» **Your assignment**: Below are some records. Pull every line that contains the word "download".
[Information shown]
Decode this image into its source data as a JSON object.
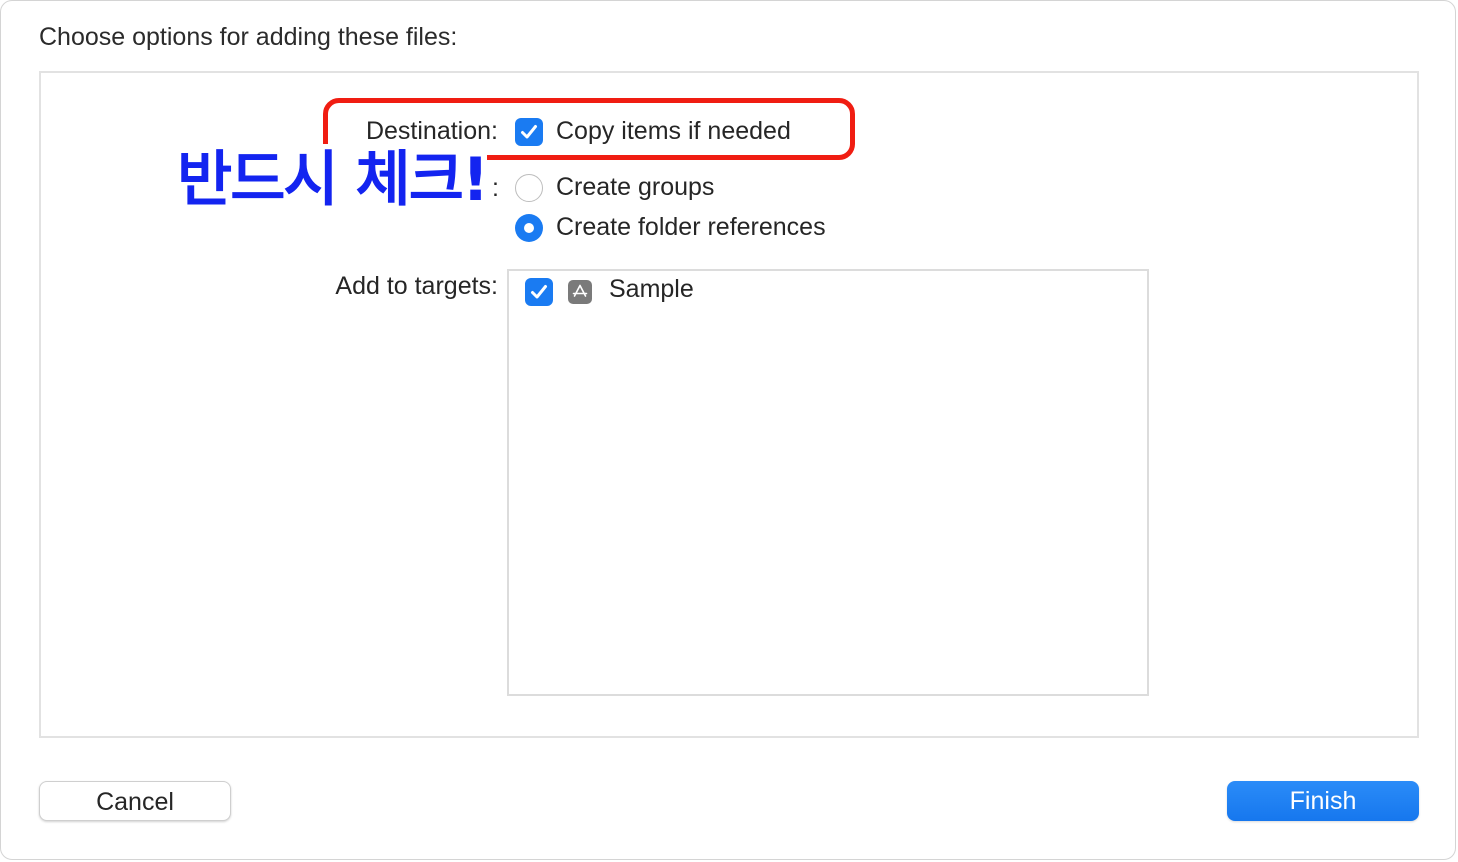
{
  "dialog": {
    "title": "Choose options for adding these files:"
  },
  "destination": {
    "label": "Destination:",
    "copy_items": {
      "label": "Copy items if needed",
      "checked": true
    }
  },
  "added_folders": {
    "label_visible_fragment": ":",
    "options": [
      {
        "label": "Create groups",
        "selected": false
      },
      {
        "label": "Create folder references",
        "selected": true
      }
    ]
  },
  "targets": {
    "label": "Add to targets:",
    "items": [
      {
        "label": "Sample",
        "checked": true,
        "icon": "app-target-icon"
      }
    ]
  },
  "annotation": {
    "text": "반드시 체크!",
    "color": "#1324f0",
    "highlight_color": "#f01d12"
  },
  "buttons": {
    "cancel": "Cancel",
    "finish": "Finish"
  },
  "colors": {
    "accent": "#1a7bf2"
  }
}
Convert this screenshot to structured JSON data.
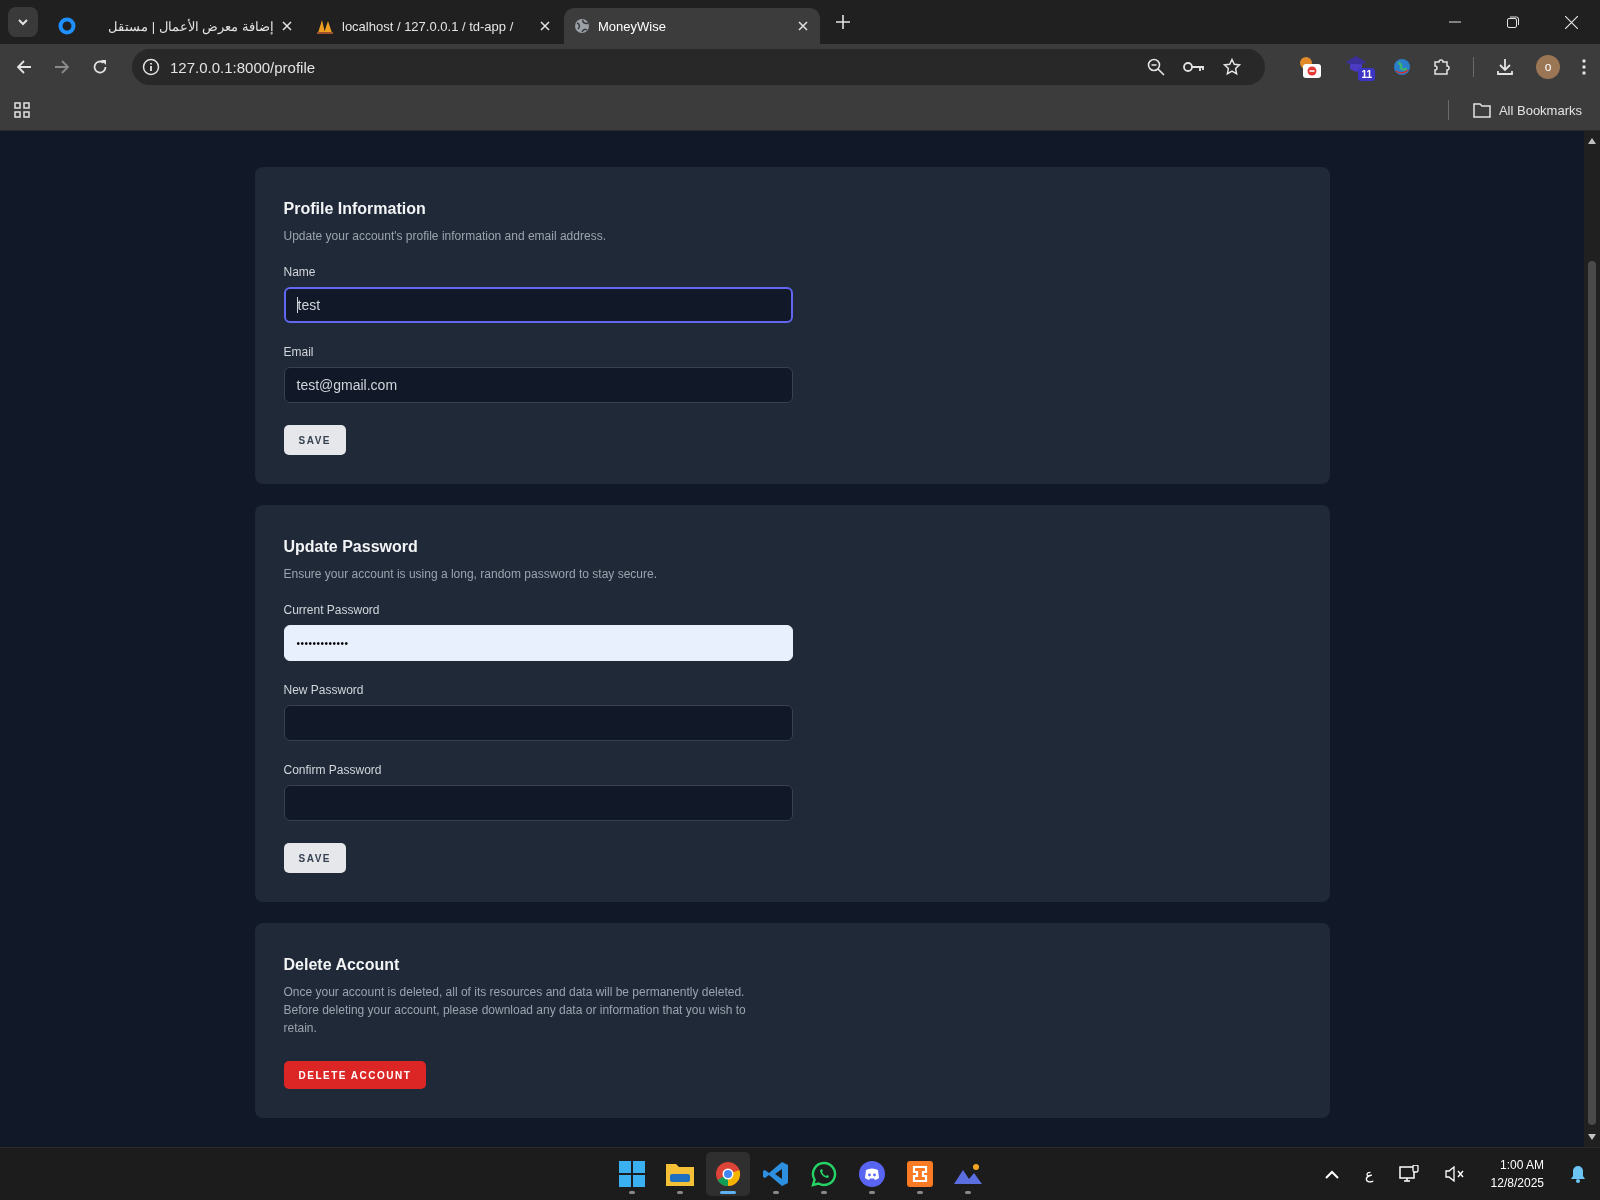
{
  "browser": {
    "tabs": [
      {
        "title": "إضافة معرض الأعمال | مستقل",
        "kind": "ring",
        "selected": false
      },
      {
        "title": "localhost / 127.0.0.1 / td-app /",
        "kind": "sails",
        "selected": false
      },
      {
        "title": "MoneyWise",
        "kind": "globe",
        "selected": true
      }
    ],
    "url": "127.0.0.1:8000/profile",
    "extension_badge": "11",
    "avatar": "o",
    "bookmarks_label": "All Bookmarks"
  },
  "sections": [
    {
      "title": "Profile Information",
      "description": "Update your account's profile information and email address.",
      "fields": [
        {
          "label": "Name",
          "value": "test",
          "focused": true,
          "autofilled": false
        },
        {
          "label": "Email",
          "value": "test@gmail.com",
          "focused": false,
          "autofilled": false
        }
      ],
      "button": {
        "label": "SAVE",
        "kind": "save"
      }
    },
    {
      "title": "Update Password",
      "description": "Ensure your account is using a long, random password to stay secure.",
      "fields": [
        {
          "label": "Current Password",
          "value": "•••••••••••••",
          "focused": false,
          "autofilled": true
        },
        {
          "label": "New Password",
          "focused": false,
          "autofilled": false
        },
        {
          "label": "Confirm Password",
          "focused": false,
          "autofilled": false
        }
      ],
      "button": {
        "label": "SAVE",
        "kind": "save"
      }
    },
    {
      "title": "Delete Account",
      "description": "Once your account is deleted, all of its resources and data will be permanently deleted. Before deleting your account, please download any data or information that you wish to retain.",
      "button": {
        "label": "DELETE ACCOUNT",
        "kind": "danger"
      }
    }
  ],
  "taskbar": {
    "apps": [
      {
        "kind": "windows",
        "active": false
      },
      {
        "kind": "folder",
        "active": false
      },
      {
        "kind": "chrome",
        "active": true
      },
      {
        "kind": "code",
        "active": false
      },
      {
        "kind": "chat",
        "active": false
      },
      {
        "kind": "discord",
        "active": false
      },
      {
        "kind": "xampp",
        "active": false
      },
      {
        "kind": "photos",
        "active": false
      }
    ],
    "language": "ع",
    "time": "1:00 AM",
    "date": "12/8/2025"
  }
}
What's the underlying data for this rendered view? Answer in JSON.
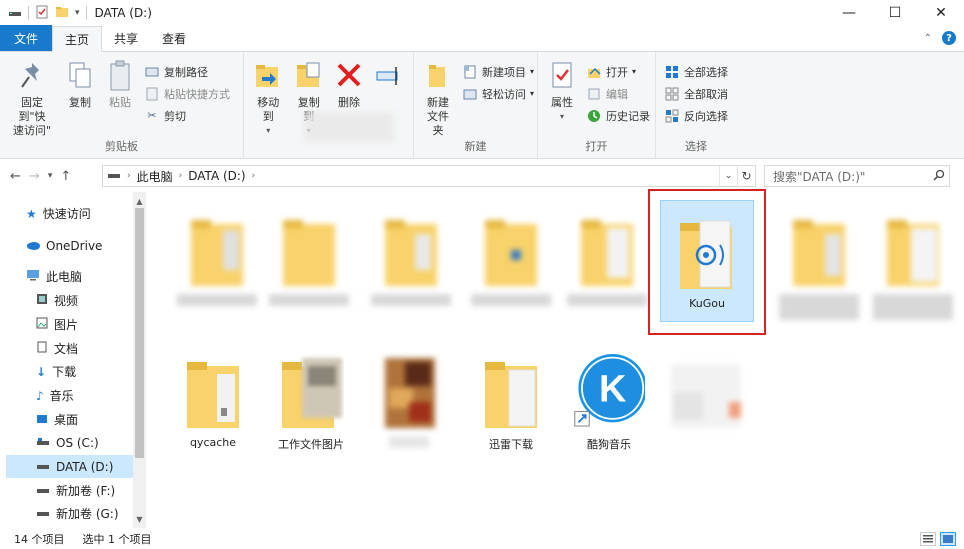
{
  "window": {
    "title": "DATA (D:)",
    "controls": [
      "—",
      "☐",
      "✕"
    ]
  },
  "tabs": {
    "file": "文件",
    "home": "主页",
    "share": "共享",
    "view": "查看"
  },
  "ribbon": {
    "clipboard": {
      "pin": "固定到\"快\n速访问\"",
      "copy": "复制",
      "paste": "粘贴",
      "copy_path": "复制路径",
      "paste_shortcut": "粘贴快捷方式",
      "cut": "剪切",
      "label": "剪贴板"
    },
    "organize": {
      "move_to": "移动到",
      "copy_to": "复制到",
      "delete": "删除"
    },
    "new": {
      "new_folder": "新建\n文件夹",
      "new_item": "新建项目",
      "easy_access": "轻松访问",
      "label": "新建"
    },
    "open": {
      "properties": "属性",
      "open": "打开",
      "edit": "编辑",
      "history": "历史记录",
      "label": "打开"
    },
    "select": {
      "select_all": "全部选择",
      "select_none": "全部取消",
      "invert": "反向选择",
      "label": "选择"
    }
  },
  "address": {
    "this_pc": "此电脑",
    "drive": "DATA (D:)",
    "search_placeholder": "搜索\"DATA (D:)\""
  },
  "nav_pane": {
    "items": [
      {
        "label": "快速访问",
        "icon": "star-icon"
      },
      {
        "label": "OneDrive",
        "icon": "cloud-icon"
      },
      {
        "label": "此电脑",
        "icon": "computer-icon"
      },
      {
        "label": "视频",
        "icon": "video-icon"
      },
      {
        "label": "图片",
        "icon": "pictures-icon"
      },
      {
        "label": "文档",
        "icon": "documents-icon"
      },
      {
        "label": "下载",
        "icon": "download-icon"
      },
      {
        "label": "音乐",
        "icon": "music-icon"
      },
      {
        "label": "桌面",
        "icon": "desktop-icon"
      },
      {
        "label": "OS (C:)",
        "icon": "drive-c-icon"
      },
      {
        "label": "DATA (D:)",
        "icon": "drive-icon"
      },
      {
        "label": "新加卷 (F:)",
        "icon": "drive-icon"
      },
      {
        "label": "新加卷 (G:)",
        "icon": "drive-icon"
      }
    ]
  },
  "files": {
    "kugou": "KuGou",
    "qycache": "qycache",
    "work_pics": "工作文件图片",
    "xunlei": "迅雷下载",
    "kugou_music": "酷狗音乐"
  },
  "status": {
    "count": "14 个项目",
    "selected": "选中 1 个项目"
  },
  "colors": {
    "accent": "#1979ca",
    "selection": "#cce8ff",
    "highlight_box": "#d62222",
    "folder": "#f8d26a"
  }
}
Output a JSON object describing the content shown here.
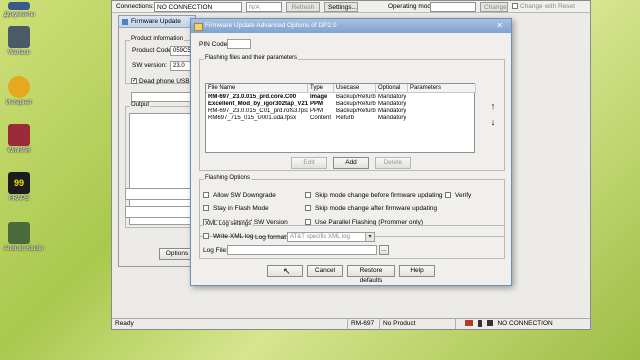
{
  "desktop": {
    "icons": [
      {
        "label": "Документы",
        "color": "#3a5a8c"
      },
      {
        "label": "Warface",
        "color": "#4a5a66"
      },
      {
        "label": "Интернет",
        "color": "#e6a81e"
      },
      {
        "label": "WinRAR",
        "color": "#9b2b3a"
      },
      {
        "label": "FRAPS",
        "color": "#1c1c1c"
      },
      {
        "label": "Android Studio",
        "color": "#4b6b3a"
      }
    ],
    "fraps_counter": "99"
  },
  "toolbar": {
    "connections_label": "Connections:",
    "connections_value": "NO CONNECTION",
    "na_value": "N/A",
    "refresh_label": "Refresh",
    "settings_label": "Settings...",
    "operating_mode_label": "Operating mode:",
    "change_label": "Change",
    "change_with_reset_label": "Change with Reset"
  },
  "firmware_panel": {
    "title": "Firmware Update",
    "product_info_label": "Product information",
    "product_code_label": "Product Code:",
    "product_code_value": "059C5",
    "sw_version_label": "SW version:",
    "sw_version_value": "23.0",
    "dead_phone_label": "Dead phone USB fl",
    "output_label": "Output",
    "options_button": "Options"
  },
  "modal": {
    "title": "Firmware Update Advanced Options of DP2.0",
    "close_glyph": "✕",
    "pin_code_label": "PIN Code:",
    "flashing_files_label": "Flashing files and their parameters",
    "columns": [
      "File Name",
      "Type",
      "Usecase",
      "Optional",
      "Parameters"
    ],
    "rows": [
      {
        "file": "RM-697_23.0.015_prd.core.C00",
        "type": "Image",
        "usecase": "Backup/Refurb",
        "optional": "Mandatory",
        "params": "",
        "bold": true
      },
      {
        "file": "Excellent_Mod_by_igor302tap_V21",
        "type": "PPM",
        "usecase": "Backup/Refurb",
        "optional": "Mandatory",
        "params": "",
        "bold": true
      },
      {
        "file": "RM-697_23.0.015_C01_prd.rofs3.fpsx",
        "type": "PPM",
        "usecase": "Backup/Refurb",
        "optional": "Mandatory",
        "params": "",
        "bold": false
      },
      {
        "file": "RM697_715_015_U001.uda.fpsx",
        "type": "Content",
        "usecase": "Refurb",
        "optional": "Mandatory",
        "params": "",
        "bold": false
      }
    ],
    "up_glyph": "↑",
    "down_glyph": "↓",
    "edit_button": "Edit",
    "add_button": "Add",
    "delete_button": "Delete",
    "flashing_options_label": "Flashing Options",
    "options": [
      {
        "label": "Allow SW Downgrade",
        "checked": false
      },
      {
        "label": "Skip mode change before firmware updating",
        "checked": false
      },
      {
        "label": "Verify",
        "checked": false
      },
      {
        "label": "Stay in Flash Mode",
        "checked": false
      },
      {
        "label": "Skip mode change after firmware updating",
        "checked": false
      },
      {
        "label": "Ignore Invalid SW Version",
        "checked": false
      },
      {
        "label": "Use Parallel Flashing (Prommer only)",
        "checked": false
      }
    ],
    "xml_log_settings_label": "XML Log settings",
    "write_xml_log_label": "Write XML log",
    "log_format_label": "Log format:",
    "log_format_value": "AT&T specific XML log",
    "log_file_label": "Log File:",
    "browse_label": "...",
    "ok_button": "",
    "cancel_button": "Cancel",
    "restore_defaults_button": "Restore defaults",
    "help_button": "Help"
  },
  "statusbar": {
    "ready": "Ready",
    "model": "RM-697",
    "product": "No Product",
    "connection": "NO CONNECTION"
  }
}
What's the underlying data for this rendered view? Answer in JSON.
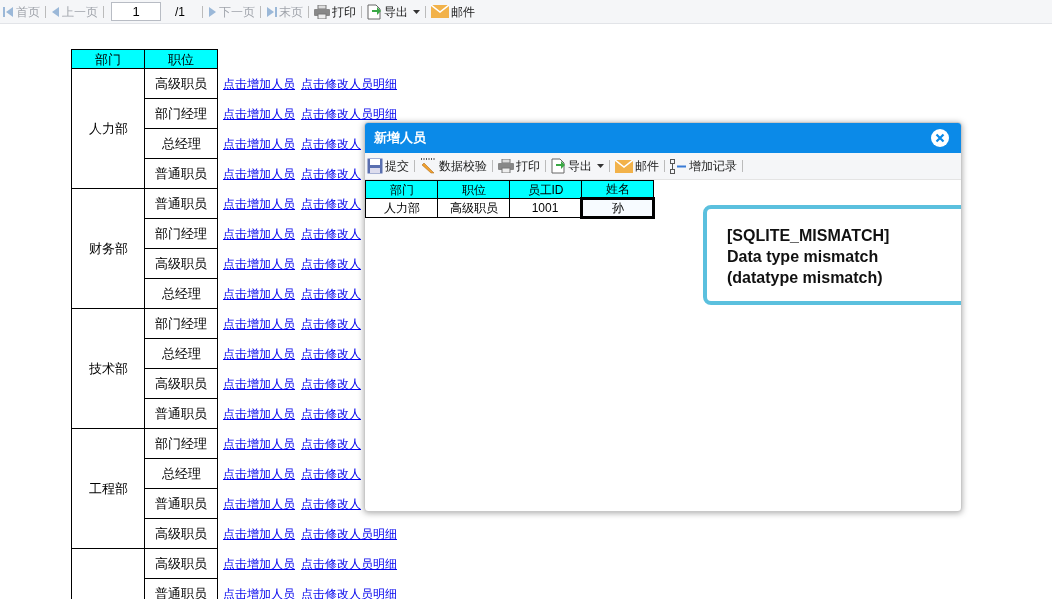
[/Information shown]
» **Solved problem**:
      "description": "Once your account is deleted, all of its resources and data will be permanently deleted. Before deleting your account, please download any data or information that you wish to retain.",
        "icon": "download-icon"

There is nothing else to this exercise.